This is a rather sad outing for Fung and Dan, who gets to wear yellowface, which given the context of going undercover with an actual Chinese man I’m sure will never be a problem to anyone. Our heroes are trying to find a bandit who killed a rich American, which will also go over big with modern readers. However, Gen-Kee may be a bandit and killer but he’s a loving father, which gets him caught after his youngest daughter is killed in the attempt to capture him and his elder daughter swears revenge on Fung and Dan. Hooray for snagging the killer but it’s sad the little girl died when she did nothing wrong. Will the elder daughter, Lio San, be a recurring villain? Time will tell.
K-51 Spies At War: The Sinking Of The S-1″ |WRITER: Willis B. Rensie, or is it Wil Eisner, or neither of them |ARTIST: Bob Powell…or is it? (Seriously, sometimes I think these credits are the work of spies)
It’s not helping that either Comic Book Plus is missing whole stories (I’ll know when I get to the end) or has these stories in a different order than in the listing at the bottom of the reader’s page. In this story K-51 investigates the latest in a series of sub sinkings, and ends up fighting a traitor among the rescue party. Interesting that in this one K-51 has to be saved by the rescue party, who end up snagging the traitor. So thanks for doing nothing, K-51, but get your tail whipped by a traitor and a squid. Was the squid a spy, too? Anyway, his fiancé Claire shows up to take him to Honolulu for their next assignment. Maybe they can find the missing Patty O’Day story while they’re there.
Mob Buster Robinson: “The Kidnapping Of Mary Sloan” |WRITER: Larry Vance or not |ARTIST: George Tuska–Hey, they committed to one!
Detail is important. A man whose daughter was kidnapped is told not to call the police, so she sends a letter to the DA. Even the captions refer to him as “Capitol City’s fighting district attorney”. Attempting to find Mary Sloan after finding her father dead, Robinson of course gets captured himself, but since these crooks have a trap door leading to a boat in their cell, is fully aware of it, and just waits by the tunnel in case he finds it, Robinson got the “C” list crook on this one. This hurts what could have been an interesting story, though Robinson does one-up The Flame by actually getting to kiss the girl.
Spark Stevens: “The Poaching Junks” |WRITER/ARTIST: Klaus Nordling
Spark and Chuck continue to let their pursuits of pretty girls get them in trouble, this time getting captured because the girl is part of a Chinese crime ring. And yet they still rescue her when the manage to get the boat into the crosshairs of the coast guard, only to get pickpocketed, blame each other, and get locked up for fighting. She even gives them the money back, probably out of pity. The US Navy’s finest, ladies and gentlemen.

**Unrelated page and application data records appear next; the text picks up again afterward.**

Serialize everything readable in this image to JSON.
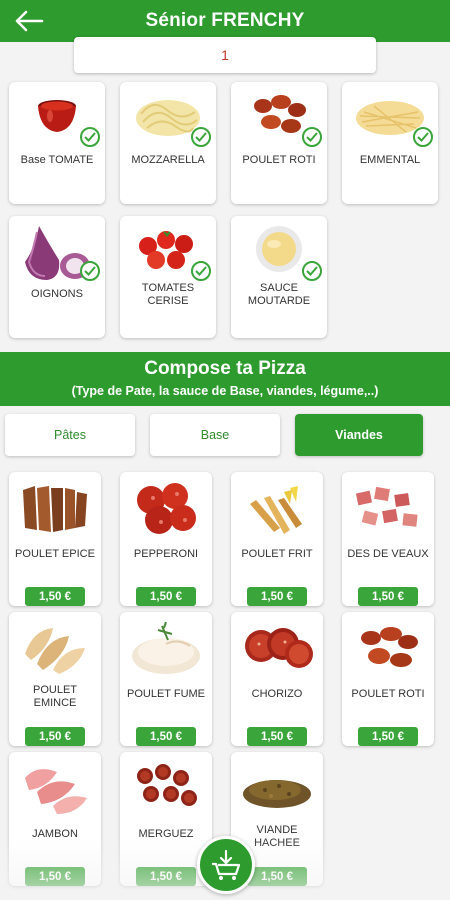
{
  "header": {
    "title": "Sénior FRENCHY",
    "back_icon": "arrow-left-icon"
  },
  "quantity": {
    "value": "1"
  },
  "selected_ingredients": [
    {
      "label": "Base TOMATE",
      "icon": "tomato-sauce-icon",
      "selected": true
    },
    {
      "label": "MOZZARELLA",
      "icon": "mozzarella-icon",
      "selected": true
    },
    {
      "label": "POULET ROTI",
      "icon": "roast-chicken-icon",
      "selected": true
    },
    {
      "label": "EMMENTAL",
      "icon": "emmental-icon",
      "selected": true
    },
    {
      "label": "OIGNONS",
      "icon": "onion-icon",
      "selected": true
    },
    {
      "label": "TOMATES\nCERISE",
      "icon": "cherry-tomato-icon",
      "selected": true
    },
    {
      "label": "SAUCE\nMOUTARDE",
      "icon": "mustard-sauce-icon",
      "selected": true
    }
  ],
  "section": {
    "title": "Compose ta Pizza",
    "subtitle": "(Type de Pate, la sauce de Base, viandes, légume,..)"
  },
  "tabs": [
    {
      "label": "Pâtes",
      "active": false
    },
    {
      "label": "Base",
      "active": false
    },
    {
      "label": "Viandes",
      "active": true
    }
  ],
  "products": [
    {
      "label": "POULET EPICE",
      "price": "1,50 €",
      "icon": "spicy-chicken-icon"
    },
    {
      "label": "PEPPERONI",
      "price": "1,50 €",
      "icon": "pepperoni-icon"
    },
    {
      "label": "POULET FRIT",
      "price": "1,50 €",
      "icon": "fried-chicken-icon"
    },
    {
      "label": "DES DE VEAUX",
      "price": "1,50 €",
      "icon": "veal-cubes-icon"
    },
    {
      "label": "POULET\nEMINCE",
      "price": "1,50 €",
      "icon": "sliced-chicken-icon"
    },
    {
      "label": "POULET FUME",
      "price": "1,50 €",
      "icon": "smoked-chicken-icon"
    },
    {
      "label": "CHORIZO",
      "price": "1,50 €",
      "icon": "chorizo-icon"
    },
    {
      "label": "POULET ROTI",
      "price": "1,50 €",
      "icon": "roast-chicken-icon"
    },
    {
      "label": "JAMBON",
      "price": "1,50 €",
      "icon": "ham-icon"
    },
    {
      "label": "MERGUEZ",
      "price": "1,50 €",
      "icon": "merguez-icon"
    },
    {
      "label": "VIANDE\nHACHEE",
      "price": "1,50 €",
      "icon": "ground-meat-icon"
    }
  ],
  "cart": {
    "icon": "cart-download-icon"
  },
  "colors": {
    "primary_green": "#2e9b2e",
    "price_green": "#3aa53a",
    "quantity_red": "#c0392b"
  }
}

I tried going to the Digital Comic Museum, the only other Golden Age archive site I have a link for or know about and they’re missing the same stories.
Shorty Shortcake: The Guatemala Gold Mine Caper |WRITER/ARTIST: Jerry Williams, or S.M. Iger according to CB+
Patty O’Day: “The Hawaiian Volcano Erupts” |WRITER/ARTIST: Claire Moe
Tex Mason: “Indian Drums Throb Along Bar-9” |WRITER/ARTIST: Cecelia Munson, or Munson Paddock, and CB+ won’t commit to either
So I have no idea what happened in these stories. Since the Patty O’Day story, if I understand the info, introduces a recurring villain here and Shorty Shortcake is the solo ongoing story, along with being the two of the three I like (it’s also missing the text stories, which is too bad if you like them, and the Don Quixote story, so not a total loss) I actually like. Tex Mason’s stories are fine but not my interest. Still, it’s a shame if they were lost to time. Watch the usual Sunday updates and if I ever find these three I’ll update their reviews.